◆ INSTRUCTIONS TO FOLLOW
Go through the entries below. Copy out every line that contains "neighborhood".

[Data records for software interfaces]
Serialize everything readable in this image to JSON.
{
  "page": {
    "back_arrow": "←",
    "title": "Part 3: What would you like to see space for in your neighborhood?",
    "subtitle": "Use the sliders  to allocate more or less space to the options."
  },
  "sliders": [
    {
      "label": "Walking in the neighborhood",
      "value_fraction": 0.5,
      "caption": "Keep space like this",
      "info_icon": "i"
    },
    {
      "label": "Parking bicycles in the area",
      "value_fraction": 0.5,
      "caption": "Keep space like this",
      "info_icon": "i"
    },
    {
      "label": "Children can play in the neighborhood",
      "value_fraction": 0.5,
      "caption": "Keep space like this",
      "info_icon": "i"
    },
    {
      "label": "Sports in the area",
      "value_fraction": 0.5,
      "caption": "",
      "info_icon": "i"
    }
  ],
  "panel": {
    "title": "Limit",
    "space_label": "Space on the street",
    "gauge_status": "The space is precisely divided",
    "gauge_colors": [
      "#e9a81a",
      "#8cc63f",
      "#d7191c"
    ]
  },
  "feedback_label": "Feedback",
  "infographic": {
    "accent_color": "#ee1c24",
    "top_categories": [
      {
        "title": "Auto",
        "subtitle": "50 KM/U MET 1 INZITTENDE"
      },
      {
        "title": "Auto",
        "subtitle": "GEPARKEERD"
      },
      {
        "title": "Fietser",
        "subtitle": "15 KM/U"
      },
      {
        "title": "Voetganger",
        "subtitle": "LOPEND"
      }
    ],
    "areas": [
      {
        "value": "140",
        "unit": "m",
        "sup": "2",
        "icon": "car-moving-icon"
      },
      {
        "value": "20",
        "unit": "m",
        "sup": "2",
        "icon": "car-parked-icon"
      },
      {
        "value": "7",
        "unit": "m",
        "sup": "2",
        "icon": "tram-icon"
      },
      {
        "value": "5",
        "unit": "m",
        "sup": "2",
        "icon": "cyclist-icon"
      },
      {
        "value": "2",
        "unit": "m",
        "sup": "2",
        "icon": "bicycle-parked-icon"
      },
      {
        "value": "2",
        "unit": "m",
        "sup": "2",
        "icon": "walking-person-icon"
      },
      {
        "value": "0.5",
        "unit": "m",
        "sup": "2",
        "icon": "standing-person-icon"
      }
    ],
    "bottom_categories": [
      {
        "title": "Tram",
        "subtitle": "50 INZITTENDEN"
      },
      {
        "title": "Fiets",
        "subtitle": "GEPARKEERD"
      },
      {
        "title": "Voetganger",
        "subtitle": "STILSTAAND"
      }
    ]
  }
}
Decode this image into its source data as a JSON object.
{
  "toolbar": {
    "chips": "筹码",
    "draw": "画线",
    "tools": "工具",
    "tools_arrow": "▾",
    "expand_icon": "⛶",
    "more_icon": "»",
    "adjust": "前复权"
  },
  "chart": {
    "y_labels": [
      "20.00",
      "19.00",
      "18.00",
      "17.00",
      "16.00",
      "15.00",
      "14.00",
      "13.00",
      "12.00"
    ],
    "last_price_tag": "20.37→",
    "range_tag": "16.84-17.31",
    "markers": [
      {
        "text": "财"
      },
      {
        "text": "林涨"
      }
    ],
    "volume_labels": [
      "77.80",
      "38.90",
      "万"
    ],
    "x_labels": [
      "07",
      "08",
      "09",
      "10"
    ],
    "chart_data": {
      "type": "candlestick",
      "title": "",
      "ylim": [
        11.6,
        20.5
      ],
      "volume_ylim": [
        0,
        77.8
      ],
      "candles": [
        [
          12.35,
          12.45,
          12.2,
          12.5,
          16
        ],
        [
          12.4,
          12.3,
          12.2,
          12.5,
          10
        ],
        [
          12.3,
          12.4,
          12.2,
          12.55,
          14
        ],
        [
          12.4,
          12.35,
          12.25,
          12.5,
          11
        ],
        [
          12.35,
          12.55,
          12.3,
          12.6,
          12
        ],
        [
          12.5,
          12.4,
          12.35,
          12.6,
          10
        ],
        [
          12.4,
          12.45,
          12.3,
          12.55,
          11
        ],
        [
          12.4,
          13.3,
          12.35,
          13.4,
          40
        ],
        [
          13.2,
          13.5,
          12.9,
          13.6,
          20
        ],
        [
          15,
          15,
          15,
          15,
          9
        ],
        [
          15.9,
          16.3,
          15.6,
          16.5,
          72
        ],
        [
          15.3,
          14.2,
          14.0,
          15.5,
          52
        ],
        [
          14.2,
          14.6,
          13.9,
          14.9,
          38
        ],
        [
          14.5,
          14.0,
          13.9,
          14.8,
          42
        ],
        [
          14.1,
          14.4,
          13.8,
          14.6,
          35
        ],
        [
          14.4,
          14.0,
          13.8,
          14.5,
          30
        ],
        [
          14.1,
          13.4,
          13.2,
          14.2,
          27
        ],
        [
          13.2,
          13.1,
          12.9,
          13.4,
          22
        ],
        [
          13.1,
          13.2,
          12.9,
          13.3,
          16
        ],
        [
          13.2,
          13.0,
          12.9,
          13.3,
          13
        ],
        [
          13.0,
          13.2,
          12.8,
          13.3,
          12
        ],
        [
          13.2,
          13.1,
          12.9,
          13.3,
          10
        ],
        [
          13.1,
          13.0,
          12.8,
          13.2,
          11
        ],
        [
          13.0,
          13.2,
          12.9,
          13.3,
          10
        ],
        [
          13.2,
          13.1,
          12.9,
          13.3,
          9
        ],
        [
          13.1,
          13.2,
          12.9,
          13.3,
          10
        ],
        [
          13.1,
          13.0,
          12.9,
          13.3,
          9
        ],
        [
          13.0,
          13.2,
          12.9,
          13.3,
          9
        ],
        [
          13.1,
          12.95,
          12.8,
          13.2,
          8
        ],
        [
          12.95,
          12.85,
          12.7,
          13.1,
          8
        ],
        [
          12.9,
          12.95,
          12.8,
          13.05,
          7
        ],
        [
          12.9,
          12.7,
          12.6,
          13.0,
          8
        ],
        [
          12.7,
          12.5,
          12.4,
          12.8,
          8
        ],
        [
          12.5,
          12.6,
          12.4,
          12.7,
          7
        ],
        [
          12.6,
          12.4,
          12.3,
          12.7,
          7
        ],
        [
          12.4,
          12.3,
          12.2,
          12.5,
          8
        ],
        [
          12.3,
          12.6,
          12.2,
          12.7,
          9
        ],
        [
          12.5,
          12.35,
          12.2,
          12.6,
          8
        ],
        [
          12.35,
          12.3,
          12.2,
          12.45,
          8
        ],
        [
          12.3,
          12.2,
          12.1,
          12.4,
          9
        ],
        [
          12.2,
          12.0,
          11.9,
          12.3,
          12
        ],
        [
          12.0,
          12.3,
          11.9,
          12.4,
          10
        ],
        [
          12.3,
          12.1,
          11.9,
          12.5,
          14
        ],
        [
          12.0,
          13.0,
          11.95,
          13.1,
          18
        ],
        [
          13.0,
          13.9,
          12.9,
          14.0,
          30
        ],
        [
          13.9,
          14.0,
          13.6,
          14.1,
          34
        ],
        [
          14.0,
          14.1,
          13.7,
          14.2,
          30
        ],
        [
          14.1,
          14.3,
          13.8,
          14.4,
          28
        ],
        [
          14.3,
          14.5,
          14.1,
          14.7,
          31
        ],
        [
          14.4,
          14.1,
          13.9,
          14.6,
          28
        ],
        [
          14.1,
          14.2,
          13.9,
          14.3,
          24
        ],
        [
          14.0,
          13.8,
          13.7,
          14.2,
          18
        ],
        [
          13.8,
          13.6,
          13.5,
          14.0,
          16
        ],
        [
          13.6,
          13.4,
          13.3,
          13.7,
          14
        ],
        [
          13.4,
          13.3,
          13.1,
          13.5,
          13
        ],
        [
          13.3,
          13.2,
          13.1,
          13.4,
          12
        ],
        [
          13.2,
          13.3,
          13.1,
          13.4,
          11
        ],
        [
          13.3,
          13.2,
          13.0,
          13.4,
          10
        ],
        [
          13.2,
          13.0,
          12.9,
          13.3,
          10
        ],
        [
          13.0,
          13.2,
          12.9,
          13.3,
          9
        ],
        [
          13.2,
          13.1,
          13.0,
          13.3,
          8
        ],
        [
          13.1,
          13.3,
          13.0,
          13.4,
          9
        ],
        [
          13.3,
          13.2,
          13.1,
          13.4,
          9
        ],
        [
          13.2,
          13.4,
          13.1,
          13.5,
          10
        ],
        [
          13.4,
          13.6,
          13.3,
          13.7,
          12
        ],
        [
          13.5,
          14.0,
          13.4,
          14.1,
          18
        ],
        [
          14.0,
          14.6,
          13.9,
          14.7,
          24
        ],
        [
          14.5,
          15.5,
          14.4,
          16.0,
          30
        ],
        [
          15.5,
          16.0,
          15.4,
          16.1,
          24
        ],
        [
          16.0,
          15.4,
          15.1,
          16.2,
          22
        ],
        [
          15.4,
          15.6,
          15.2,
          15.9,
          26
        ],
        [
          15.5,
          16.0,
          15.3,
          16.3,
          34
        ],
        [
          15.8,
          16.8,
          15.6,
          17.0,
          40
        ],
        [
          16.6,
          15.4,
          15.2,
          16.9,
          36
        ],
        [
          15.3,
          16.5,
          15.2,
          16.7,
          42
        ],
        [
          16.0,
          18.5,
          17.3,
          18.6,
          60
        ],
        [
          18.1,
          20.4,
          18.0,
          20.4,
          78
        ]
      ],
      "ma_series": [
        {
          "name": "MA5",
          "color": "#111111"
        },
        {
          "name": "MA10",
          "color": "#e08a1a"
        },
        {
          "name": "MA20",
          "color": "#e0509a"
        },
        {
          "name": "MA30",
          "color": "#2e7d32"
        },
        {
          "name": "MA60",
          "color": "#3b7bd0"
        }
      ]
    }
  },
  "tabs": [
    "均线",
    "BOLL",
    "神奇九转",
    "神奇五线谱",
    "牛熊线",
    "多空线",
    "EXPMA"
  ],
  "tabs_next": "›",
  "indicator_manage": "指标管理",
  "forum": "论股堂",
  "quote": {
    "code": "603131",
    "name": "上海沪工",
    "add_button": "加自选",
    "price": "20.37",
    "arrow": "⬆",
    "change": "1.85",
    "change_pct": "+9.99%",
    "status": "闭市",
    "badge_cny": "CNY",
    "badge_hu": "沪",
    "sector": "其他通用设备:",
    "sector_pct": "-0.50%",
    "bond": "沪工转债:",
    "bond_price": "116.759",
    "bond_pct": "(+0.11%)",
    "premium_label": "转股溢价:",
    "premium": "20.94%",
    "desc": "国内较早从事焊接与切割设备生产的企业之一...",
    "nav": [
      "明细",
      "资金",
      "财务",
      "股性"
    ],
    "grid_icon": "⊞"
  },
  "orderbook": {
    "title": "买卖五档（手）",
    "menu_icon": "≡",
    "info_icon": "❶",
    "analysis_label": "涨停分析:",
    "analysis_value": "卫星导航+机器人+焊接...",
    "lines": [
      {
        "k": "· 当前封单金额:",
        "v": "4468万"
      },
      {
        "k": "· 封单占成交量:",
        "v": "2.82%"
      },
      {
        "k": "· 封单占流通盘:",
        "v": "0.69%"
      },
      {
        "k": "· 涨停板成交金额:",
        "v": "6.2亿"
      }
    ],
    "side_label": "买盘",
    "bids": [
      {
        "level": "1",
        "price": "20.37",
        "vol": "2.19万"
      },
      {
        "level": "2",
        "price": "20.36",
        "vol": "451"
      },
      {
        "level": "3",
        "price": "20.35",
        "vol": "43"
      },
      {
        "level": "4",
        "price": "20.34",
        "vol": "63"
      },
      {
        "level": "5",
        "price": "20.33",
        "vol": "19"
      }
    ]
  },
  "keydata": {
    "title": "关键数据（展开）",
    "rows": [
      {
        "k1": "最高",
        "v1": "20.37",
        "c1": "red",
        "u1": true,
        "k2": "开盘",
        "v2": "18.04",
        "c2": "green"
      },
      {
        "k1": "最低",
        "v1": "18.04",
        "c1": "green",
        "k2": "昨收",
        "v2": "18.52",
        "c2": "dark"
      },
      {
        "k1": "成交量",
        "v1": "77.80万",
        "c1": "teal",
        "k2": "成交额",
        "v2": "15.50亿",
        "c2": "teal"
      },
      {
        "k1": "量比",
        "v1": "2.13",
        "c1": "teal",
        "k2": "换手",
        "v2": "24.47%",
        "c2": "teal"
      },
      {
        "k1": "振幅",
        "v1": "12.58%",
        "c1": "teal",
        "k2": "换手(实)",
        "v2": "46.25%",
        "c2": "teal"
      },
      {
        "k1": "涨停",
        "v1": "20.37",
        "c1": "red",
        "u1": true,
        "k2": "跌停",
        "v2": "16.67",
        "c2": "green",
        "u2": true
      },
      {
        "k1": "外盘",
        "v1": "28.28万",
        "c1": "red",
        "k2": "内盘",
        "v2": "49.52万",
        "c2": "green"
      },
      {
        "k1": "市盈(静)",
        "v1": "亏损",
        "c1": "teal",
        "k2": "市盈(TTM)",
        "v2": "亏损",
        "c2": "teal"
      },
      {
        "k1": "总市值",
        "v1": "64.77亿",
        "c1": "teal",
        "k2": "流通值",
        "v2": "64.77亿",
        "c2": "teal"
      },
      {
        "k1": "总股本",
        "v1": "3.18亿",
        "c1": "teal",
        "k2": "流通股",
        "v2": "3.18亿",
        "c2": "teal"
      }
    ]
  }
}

◆ TASK SOLUTION
    "title": "Part 3: What would you like to see space for in your neighborhood?",
      "label": "Walking in the neighborhood",
      "label": "Children can play in the neighborhood",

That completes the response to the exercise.